What is being asked >> Reproduce the entries exactly as they appear below.
————————
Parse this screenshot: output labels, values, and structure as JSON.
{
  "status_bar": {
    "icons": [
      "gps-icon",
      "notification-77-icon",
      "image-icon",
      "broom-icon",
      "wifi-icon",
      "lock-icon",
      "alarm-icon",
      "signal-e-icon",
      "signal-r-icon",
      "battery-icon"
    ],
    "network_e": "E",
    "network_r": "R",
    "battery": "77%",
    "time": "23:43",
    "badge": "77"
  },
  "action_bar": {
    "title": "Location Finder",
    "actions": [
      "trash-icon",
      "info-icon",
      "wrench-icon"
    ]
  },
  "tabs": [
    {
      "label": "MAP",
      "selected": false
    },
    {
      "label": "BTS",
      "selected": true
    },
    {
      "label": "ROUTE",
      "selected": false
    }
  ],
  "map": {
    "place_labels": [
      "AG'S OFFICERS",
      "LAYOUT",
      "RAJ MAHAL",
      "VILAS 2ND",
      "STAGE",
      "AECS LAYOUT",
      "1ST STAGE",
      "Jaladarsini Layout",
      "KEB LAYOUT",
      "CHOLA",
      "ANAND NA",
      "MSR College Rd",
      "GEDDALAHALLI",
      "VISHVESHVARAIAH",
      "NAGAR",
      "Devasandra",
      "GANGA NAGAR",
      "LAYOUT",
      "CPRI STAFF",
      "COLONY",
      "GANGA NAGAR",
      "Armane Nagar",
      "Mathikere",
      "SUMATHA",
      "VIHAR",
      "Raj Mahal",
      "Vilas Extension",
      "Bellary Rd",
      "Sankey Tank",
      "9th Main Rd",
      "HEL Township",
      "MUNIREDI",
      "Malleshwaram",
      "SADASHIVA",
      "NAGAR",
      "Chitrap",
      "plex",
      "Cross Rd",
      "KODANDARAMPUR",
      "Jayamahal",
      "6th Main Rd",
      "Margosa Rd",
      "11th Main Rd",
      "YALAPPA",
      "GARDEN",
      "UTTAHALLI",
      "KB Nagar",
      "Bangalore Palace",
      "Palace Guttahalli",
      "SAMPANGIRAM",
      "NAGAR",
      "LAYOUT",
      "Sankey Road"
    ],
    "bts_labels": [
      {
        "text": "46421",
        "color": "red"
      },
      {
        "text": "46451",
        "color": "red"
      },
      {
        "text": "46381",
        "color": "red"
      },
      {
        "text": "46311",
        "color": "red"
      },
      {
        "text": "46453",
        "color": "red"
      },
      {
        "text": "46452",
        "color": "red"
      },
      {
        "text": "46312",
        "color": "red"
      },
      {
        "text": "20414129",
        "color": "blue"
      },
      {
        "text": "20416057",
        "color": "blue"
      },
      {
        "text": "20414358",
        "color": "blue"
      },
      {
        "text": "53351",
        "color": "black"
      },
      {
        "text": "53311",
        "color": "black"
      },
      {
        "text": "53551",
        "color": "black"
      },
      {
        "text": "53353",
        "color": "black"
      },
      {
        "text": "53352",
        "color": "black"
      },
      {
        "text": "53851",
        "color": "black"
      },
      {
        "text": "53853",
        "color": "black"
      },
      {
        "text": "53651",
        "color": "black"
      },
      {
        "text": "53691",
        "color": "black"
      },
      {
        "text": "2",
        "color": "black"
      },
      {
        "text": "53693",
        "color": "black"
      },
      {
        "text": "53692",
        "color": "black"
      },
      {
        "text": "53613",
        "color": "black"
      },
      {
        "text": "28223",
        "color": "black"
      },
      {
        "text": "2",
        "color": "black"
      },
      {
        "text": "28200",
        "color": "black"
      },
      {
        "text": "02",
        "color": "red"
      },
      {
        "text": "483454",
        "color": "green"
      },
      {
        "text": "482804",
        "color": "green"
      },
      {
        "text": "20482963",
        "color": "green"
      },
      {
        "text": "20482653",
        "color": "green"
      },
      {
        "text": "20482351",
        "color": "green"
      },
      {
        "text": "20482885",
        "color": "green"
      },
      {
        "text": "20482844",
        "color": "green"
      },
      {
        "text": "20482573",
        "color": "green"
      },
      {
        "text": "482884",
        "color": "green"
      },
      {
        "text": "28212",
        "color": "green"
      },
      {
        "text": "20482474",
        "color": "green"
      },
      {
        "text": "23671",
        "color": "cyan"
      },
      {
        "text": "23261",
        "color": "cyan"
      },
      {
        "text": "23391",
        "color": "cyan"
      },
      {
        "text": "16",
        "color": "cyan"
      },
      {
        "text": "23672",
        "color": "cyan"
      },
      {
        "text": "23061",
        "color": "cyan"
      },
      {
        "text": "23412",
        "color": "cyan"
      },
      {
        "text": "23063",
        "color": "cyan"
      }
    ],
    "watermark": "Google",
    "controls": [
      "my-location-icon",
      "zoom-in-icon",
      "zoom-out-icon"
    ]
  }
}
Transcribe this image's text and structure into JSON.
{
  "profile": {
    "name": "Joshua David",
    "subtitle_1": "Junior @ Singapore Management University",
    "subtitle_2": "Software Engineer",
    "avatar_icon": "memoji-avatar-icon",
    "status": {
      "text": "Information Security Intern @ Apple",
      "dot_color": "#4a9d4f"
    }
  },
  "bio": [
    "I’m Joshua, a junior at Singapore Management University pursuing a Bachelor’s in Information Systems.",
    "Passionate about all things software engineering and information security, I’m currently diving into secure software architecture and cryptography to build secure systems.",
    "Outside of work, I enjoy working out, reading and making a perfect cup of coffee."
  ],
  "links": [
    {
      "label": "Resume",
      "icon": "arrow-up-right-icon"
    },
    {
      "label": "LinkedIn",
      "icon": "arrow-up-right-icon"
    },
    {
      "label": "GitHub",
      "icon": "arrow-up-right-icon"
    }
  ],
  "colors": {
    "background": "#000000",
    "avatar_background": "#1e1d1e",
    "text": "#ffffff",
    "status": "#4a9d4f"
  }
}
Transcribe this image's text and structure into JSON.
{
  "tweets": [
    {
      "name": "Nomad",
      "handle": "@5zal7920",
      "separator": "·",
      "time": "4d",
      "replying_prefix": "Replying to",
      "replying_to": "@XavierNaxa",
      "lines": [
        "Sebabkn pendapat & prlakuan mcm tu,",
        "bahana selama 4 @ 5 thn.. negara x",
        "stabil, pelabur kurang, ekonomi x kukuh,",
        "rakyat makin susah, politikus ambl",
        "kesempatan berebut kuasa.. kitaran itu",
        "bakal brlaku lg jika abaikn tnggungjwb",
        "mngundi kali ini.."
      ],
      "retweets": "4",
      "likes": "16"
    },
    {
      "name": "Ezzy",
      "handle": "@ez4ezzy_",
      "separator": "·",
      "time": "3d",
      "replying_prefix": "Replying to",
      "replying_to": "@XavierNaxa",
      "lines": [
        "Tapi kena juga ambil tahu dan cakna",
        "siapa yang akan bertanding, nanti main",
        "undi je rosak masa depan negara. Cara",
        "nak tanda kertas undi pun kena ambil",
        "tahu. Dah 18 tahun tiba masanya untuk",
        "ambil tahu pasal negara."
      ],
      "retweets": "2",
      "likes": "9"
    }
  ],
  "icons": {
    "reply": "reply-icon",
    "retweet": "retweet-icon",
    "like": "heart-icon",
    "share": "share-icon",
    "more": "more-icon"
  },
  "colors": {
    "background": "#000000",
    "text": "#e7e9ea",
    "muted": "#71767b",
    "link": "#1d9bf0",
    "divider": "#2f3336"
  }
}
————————
Answer box >>
Parse this screenshot: output labels, values, and structure as JSON.
{
  "status_bar": {
    "icons": [
      "gps-icon",
      "notification-77-icon",
      "image-icon",
      "broom-icon",
      "wifi-icon",
      "lock-icon",
      "alarm-icon",
      "signal-e-icon",
      "signal-r-icon",
      "battery-icon"
    ],
    "network_e": "E",
    "network_r": "R",
    "battery": "77%",
    "time": "23:43",
    "badge": "77"
  },
  "action_bar": {
    "title": "Location Finder",
    "actions": [
      "trash-icon",
      "info-icon",
      "wrench-icon"
    ]
  },
  "tabs": [
    {
      "label": "MAP",
      "selected": false
    },
    {
      "label": "BTS",
      "selected": true
    },
    {
      "label": "ROUTE",
      "selected": false
    }
  ],
  "map": {
    "place_labels": [
      "AG'S OFFICERS",
      "LAYOUT",
      "RAJ MAHAL",
      "VILAS 2ND",
      "STAGE",
      "AECS LAYOUT",
      "1ST STAGE",
      "Jaladarsini Layout",
      "KEB LAYOUT",
      "CHOLA",
      "ANAND NA",
      "MSR College Rd",
      "GEDDALAHALLI",
      "VISHVESHVARAIAH",
      "NAGAR",
      "Devasandra",
      "GANGA NAGAR",
      "LAYOUT",
      "CPRI STAFF",
      "COLONY",
      "GANGA NAGAR",
      "Armane Nagar",
      "Mathikere",
      "SUMATHA",
      "VIHAR",
      "Raj Mahal",
      "Vilas Extension",
      "Bellary Rd",
      "Sankey Tank",
      "9th Main Rd",
      "HEL Township",
      "MUNIREDI",
      "Malleshwaram",
      "SADASHIVA",
      "NAGAR",
      "Chitrap",
      "plex",
      "Cross Rd",
      "KODANDARAMPUR",
      "Jayamahal",
      "6th Main Rd",
      "Margosa Rd",
      "11th Main Rd",
      "YALAPPA",
      "GARDEN",
      "UTTAHALLI",
      "KB Nagar",
      "Bangalore Palace",
      "Palace Guttahalli",
      "SAMPANGIRAM",
      "NAGAR",
      "LAYOUT",
      "Sankey Road"
    ],
    "bts_labels": [
      {
        "text": "46421",
        "color": "red"
      },
      {
        "text": "46451",
        "color": "red"
      },
      {
        "text": "46381",
        "color": "red"
      },
      {
        "text": "46311",
        "color": "red"
      },
      {
        "text": "46453",
        "color": "red"
      },
      {
        "text": "46452",
        "color": "red"
      },
      {
        "text": "46312",
        "color": "red"
      },
      {
        "text": "20414129",
        "color": "blue"
      },
      {
        "text": "20416057",
        "color": "blue"
      },
      {
        "text": "20414358",
        "color": "blue"
      },
      {
        "text": "53351",
        "color": "black"
      },
      {
        "text": "53311",
        "color": "black"
      },
      {
        "text": "53551",
        "color": "black"
      },
      {
        "text": "53353",
        "color": "black"
      },
      {
        "text": "53352",
        "color": "black"
      },
      {
        "text": "53851",
        "color": "black"
      },
      {
        "text": "53853",
        "color": "black"
      },
      {
        "text": "53651",
        "color": "black"
      },
      {
        "text": "53691",
        "color": "black"
      },
      {
        "text": "2",
        "color": "black"
      },
      {
        "text": "53693",
        "color": "black"
      },
      {
        "text": "53692",
        "color": "black"
      },
      {
        "text": "53613",
        "color": "black"
      },
      {
        "text": "28223",
        "color": "black"
      },
      {
        "text": "2",
        "color": "black"
      },
      {
        "text": "28200",
        "color": "black"
      },
      {
        "text": "02",
        "color": "red"
      },
      {
        "text": "483454",
        "color": "green"
      },
      {
        "text": "482804",
        "color": "green"
      },
      {
        "text": "20482963",
        "color": "green"
      },
      {
        "text": "20482653",
        "color": "green"
      },
      {
        "text": "20482351",
        "color": "green"
      },
      {
        "text": "20482885",
        "color": "green"
      },
      {
        "text": "20482844",
        "color": "green"
      },
      {
        "text": "20482573",
        "color": "green"
      },
      {
        "text": "482884",
        "color": "green"
      },
      {
        "text": "28212",
        "color": "green"
      },
      {
        "text": "20482474",
        "color": "green"
      },
      {
        "text": "23671",
        "color": "cyan"
      },
      {
        "text": "23261",
        "color": "cyan"
      },
      {
        "text": "23391",
        "color": "cyan"
      },
      {
        "text": "16",
        "color": "cyan"
      },
      {
        "text": "23672",
        "color": "cyan"
      },
      {
        "text": "23061",
        "color": "cyan"
      },
      {
        "text": "23412",
        "color": "cyan"
      },
      {
        "text": "23063",
        "color": "cyan"
      }
    ],
    "watermark": "Google",
    "controls": [
      "my-location-icon",
      "zoom-in-icon",
      "zoom-out-icon"
    ]
  }
}
Transcribe this image's text and structure into JSON.
{
  "profile": {
    "name": "Joshua David",
    "subtitle_1": "Junior @ Singapore Management University",
    "subtitle_2": "Software Engineer",
    "avatar_icon": "memoji-avatar-icon",
    "status": {
      "text": "Information Security Intern @ Apple",
      "dot_color": "#4a9d4f"
    }
  },
  "bio": [
    "I’m Joshua, a junior at Singapore Management University pursuing a Bachelor’s in Information Systems.",
    "Passionate about all things software engineering and information security, I’m currently diving into secure software architecture and cryptography to build secure systems.",
    "Outside of work, I enjoy working out, reading and making a perfect cup of coffee."
  ],
  "links": [
    {
      "label": "Resume",
      "icon": "arrow-up-right-icon"
    },
    {
      "label": "LinkedIn",
      "icon": "arrow-up-right-icon"
    },
    {
      "label": "GitHub",
      "icon": "arrow-up-right-icon"
    }
  ],
  "colors": {
    "background": "#000000",
    "avatar_background": "#1e1d1e",
    "text": "#ffffff",
    "status": "#4a9d4f"
  }
}
Transcribe this image's text and structure into JSON.
{
  "tweets": [
    {
      "name": "Nomad",
      "handle": "@5zal7920",
      "separator": "·",
      "time": "4d",
      "replying_prefix": "Replying to",
      "replying_to": "@XavierNaxa",
      "lines": [
        "Sebabkn pendapat & prlakuan mcm tu,",
        "bahana selama 4 @ 5 thn.. negara x",
        "stabil, pelabur kurang, ekonomi x kukuh,",
        "rakyat makin susah, politikus ambl",
        "kesempatan berebut kuasa.. kitaran itu",
        "bakal brlaku lg jika abaikn tnggungjwb",
        "mngundi kali ini.."
      ],
      "retweets": "4",
      "likes": "16"
    },
    {
      "name": "Ezzy",
      "handle": "@ez4ezzy_",
      "separator": "·",
      "time": "3d",
      "replying_prefix": "Replying to",
      "replying_to": "@XavierNaxa",
      "lines": [
        "Tapi kena juga ambil tahu dan cakna",
        "siapa yang akan bertanding, nanti main",
        "undi je rosak masa depan negara. Cara",
        "nak tanda kertas undi pun kena ambil",
        "tahu. Dah 18 tahun tiba masanya untuk",
        "ambil tahu pasal negara."
      ],
      "retweets": "2",
      "likes": "9"
    }
  ],
  "icons": {
    "reply": "reply-icon",
    "retweet": "retweet-icon",
    "like": "heart-icon",
    "share": "share-icon",
    "more": "more-icon"
  },
  "colors": {
    "background": "#000000",
    "text": "#e7e9ea",
    "muted": "#71767b",
    "link": "#1d9bf0",
    "divider": "#2f3336"
  }
}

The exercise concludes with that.